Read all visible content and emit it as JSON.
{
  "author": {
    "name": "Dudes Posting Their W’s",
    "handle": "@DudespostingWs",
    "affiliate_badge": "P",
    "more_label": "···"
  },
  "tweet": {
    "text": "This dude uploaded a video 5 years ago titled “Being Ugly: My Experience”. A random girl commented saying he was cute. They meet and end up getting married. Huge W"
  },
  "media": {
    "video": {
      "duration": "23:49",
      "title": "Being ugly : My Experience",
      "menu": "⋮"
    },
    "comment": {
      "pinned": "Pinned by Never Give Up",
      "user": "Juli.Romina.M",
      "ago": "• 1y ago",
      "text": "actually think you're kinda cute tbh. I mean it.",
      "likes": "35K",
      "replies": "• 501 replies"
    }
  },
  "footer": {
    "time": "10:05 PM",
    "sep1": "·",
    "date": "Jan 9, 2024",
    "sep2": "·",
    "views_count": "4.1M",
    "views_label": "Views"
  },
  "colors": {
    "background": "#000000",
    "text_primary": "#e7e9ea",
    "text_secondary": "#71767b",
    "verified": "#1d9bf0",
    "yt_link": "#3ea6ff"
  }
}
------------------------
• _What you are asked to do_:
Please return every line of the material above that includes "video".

• _Response to this exercise_:
    "text": "This dude uploaded a video 5 years ago titled “Being Ugly: My Experience”. A random girl commented saying he was cute. They meet and end up getting married. Huge W"
    "video": {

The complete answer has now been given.